I am depressed. That’s not something I realized until W pointed it out to me. You’re just saying that because you’re depressed.
I would not describe this experience as one of those the 14.8 million American adults will have this year. Their experiences will be classified as major depressive episodes. I am not violently overwhelmed as I have been in response to things in the past: This is not my first major breakup–when a teenage M. didn’t eat for a week, barely slept, and was convinced her young life was over, that she was doomed to be alone from there on out, and would never find happiness or joy again. This is a quiet that follows me around the house. It makes things seem a little less important, my efforts a little more futile, outlooks a little bleaker. It follows me around and tugs on my hands and feet, making everything I do a little slower.
Things are hopeless.
Maybe part of me things I will never see normally again–not that I ever had in the first place. I worry that the surgery was useless. I fear what that will be like. I am easily overwhelmed by the gnawing boredom accompanied by a complete inability to do anything by myself.

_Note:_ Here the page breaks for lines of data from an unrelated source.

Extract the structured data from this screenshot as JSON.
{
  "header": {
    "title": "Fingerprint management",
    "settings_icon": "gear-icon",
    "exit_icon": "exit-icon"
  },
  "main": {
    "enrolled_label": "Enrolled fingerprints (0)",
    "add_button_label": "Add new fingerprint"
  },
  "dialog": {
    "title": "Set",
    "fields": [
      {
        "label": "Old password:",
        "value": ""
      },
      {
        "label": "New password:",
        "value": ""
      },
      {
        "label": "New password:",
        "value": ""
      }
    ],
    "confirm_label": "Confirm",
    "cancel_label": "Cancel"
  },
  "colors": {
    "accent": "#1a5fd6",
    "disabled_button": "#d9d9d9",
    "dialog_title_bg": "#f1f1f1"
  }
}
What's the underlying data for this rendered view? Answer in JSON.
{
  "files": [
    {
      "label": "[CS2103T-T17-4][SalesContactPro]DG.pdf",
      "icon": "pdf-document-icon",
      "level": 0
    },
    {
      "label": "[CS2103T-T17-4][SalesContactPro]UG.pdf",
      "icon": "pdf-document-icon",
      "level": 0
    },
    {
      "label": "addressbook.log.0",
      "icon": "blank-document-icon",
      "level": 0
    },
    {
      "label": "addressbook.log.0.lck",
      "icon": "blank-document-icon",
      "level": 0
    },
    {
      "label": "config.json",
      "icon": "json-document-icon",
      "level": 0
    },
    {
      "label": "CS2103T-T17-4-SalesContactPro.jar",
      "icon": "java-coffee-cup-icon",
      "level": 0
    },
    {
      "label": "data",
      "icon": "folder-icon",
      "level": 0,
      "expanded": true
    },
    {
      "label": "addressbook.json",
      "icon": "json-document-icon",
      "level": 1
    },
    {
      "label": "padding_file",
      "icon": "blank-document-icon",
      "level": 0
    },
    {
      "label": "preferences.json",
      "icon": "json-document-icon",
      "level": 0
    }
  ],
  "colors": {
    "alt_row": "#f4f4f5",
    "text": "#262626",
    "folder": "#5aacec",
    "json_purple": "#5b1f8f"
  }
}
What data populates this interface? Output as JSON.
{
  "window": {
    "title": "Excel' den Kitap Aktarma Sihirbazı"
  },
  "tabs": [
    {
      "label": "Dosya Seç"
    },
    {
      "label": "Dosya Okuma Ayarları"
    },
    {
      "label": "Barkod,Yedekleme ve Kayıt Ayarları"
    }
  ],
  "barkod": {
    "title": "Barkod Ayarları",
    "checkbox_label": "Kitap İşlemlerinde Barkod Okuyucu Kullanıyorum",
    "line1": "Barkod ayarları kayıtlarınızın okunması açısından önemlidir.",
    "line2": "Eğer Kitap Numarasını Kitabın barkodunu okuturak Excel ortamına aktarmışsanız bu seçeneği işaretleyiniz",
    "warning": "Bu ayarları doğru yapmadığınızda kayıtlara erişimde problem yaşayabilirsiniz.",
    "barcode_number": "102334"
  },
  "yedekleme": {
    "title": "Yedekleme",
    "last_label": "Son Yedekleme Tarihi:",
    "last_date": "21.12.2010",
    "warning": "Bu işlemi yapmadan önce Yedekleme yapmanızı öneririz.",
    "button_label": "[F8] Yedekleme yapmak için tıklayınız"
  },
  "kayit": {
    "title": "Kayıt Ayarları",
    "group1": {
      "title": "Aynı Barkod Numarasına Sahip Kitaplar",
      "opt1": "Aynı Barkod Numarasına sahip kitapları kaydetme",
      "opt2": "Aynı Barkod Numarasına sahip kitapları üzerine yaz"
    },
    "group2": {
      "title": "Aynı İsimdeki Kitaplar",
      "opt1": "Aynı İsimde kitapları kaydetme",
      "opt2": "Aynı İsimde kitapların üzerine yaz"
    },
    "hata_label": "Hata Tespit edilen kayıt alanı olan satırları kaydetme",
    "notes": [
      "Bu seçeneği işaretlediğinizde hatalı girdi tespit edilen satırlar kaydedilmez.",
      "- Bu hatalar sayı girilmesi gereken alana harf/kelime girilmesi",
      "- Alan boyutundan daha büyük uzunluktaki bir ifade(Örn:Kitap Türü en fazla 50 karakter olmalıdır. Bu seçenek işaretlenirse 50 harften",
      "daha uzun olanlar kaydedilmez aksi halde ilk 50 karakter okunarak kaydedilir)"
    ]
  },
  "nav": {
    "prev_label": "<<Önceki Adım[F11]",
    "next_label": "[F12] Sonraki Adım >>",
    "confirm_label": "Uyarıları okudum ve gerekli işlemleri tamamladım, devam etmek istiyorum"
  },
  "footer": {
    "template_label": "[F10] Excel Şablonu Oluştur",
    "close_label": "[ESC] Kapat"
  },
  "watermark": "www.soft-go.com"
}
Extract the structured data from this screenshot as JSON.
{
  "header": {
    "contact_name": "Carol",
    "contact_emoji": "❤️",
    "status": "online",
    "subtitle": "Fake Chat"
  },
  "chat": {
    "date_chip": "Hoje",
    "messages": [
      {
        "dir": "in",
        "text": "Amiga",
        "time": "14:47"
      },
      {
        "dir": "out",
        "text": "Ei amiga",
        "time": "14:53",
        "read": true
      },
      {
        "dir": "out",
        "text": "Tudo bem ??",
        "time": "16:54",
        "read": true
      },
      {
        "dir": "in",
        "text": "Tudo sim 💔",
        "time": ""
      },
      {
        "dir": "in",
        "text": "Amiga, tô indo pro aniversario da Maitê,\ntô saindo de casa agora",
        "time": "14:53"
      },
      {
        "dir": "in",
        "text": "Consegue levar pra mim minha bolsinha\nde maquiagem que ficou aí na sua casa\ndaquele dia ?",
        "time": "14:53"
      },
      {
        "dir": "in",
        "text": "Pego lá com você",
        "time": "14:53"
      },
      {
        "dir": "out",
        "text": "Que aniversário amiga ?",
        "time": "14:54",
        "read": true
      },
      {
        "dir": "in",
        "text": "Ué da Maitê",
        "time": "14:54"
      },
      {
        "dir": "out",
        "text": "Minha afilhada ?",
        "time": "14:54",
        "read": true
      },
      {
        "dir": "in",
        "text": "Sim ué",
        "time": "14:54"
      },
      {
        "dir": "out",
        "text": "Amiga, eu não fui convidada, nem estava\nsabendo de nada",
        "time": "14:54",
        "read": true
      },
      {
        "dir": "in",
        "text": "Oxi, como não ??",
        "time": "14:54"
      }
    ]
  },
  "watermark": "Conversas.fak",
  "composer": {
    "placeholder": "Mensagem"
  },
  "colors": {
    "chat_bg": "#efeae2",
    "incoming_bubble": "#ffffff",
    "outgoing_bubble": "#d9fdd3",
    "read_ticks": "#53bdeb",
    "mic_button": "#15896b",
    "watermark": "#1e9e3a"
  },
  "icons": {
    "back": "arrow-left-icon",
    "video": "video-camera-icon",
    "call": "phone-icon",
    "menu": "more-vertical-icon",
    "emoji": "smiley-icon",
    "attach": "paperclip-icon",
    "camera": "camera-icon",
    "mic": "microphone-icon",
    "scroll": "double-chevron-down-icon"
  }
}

Of all the possible side effects people listed, all the things that could go wrong, no one said depression was one of them.